Interface dataset entries.

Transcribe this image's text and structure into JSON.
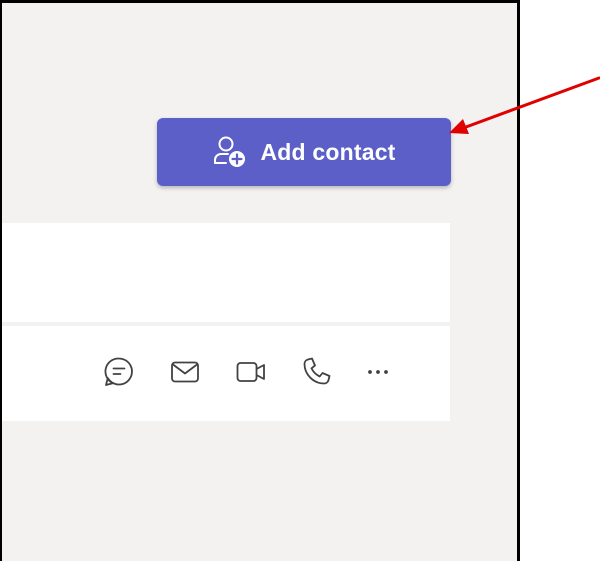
{
  "add_contact": {
    "label": "Add contact",
    "icon": "person-add-icon",
    "color": "#5b5fc7"
  },
  "contact_actions": [
    {
      "name": "chat",
      "icon": "chat-icon"
    },
    {
      "name": "email",
      "icon": "mail-icon"
    },
    {
      "name": "video-call",
      "icon": "video-icon"
    },
    {
      "name": "audio-call",
      "icon": "phone-icon"
    },
    {
      "name": "more-options",
      "icon": "more-icon"
    }
  ],
  "colors": {
    "panel_background": "#f3f2f1",
    "card_background": "#ffffff",
    "icon_color": "#424242",
    "annotation_arrow": "#e00000"
  }
}
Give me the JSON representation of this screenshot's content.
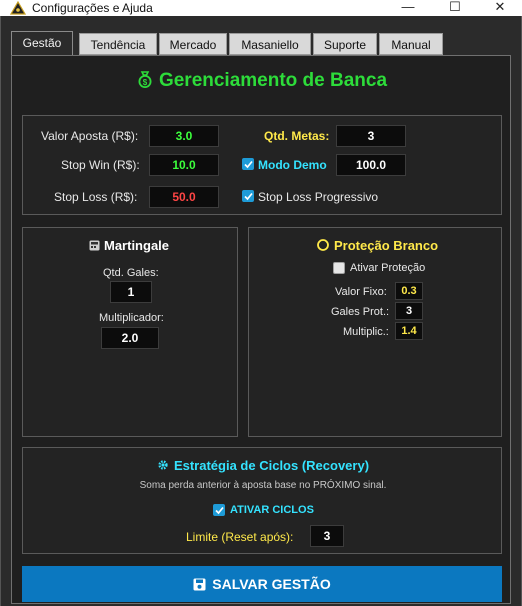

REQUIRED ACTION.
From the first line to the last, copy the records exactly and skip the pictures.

RESULT BELOW.
Transcribe this image's text and structure into JSON.
{
  "add_contact": {
    "label": "Add contact",
    "icon": "person-add-icon",
    "color": "#5b5fc7"
  },
  "contact_actions": [
    {
      "name": "chat",
      "icon": "chat-icon"
    },
    {
      "name": "email",
      "icon": "mail-icon"
    },
    {
      "name": "video-call",
      "icon": "video-icon"
    },
    {
      "name": "audio-call",
      "icon": "phone-icon"
    },
    {
      "name": "more-options",
      "icon": "more-icon"
    }
  ],
  "colors": {
    "panel_background": "#f3f2f1",
    "card_background": "#ffffff",
    "icon_color": "#424242",
    "annotation_arrow": "#e00000"
  }
}
Give me the JSON representation of this screenshot's content.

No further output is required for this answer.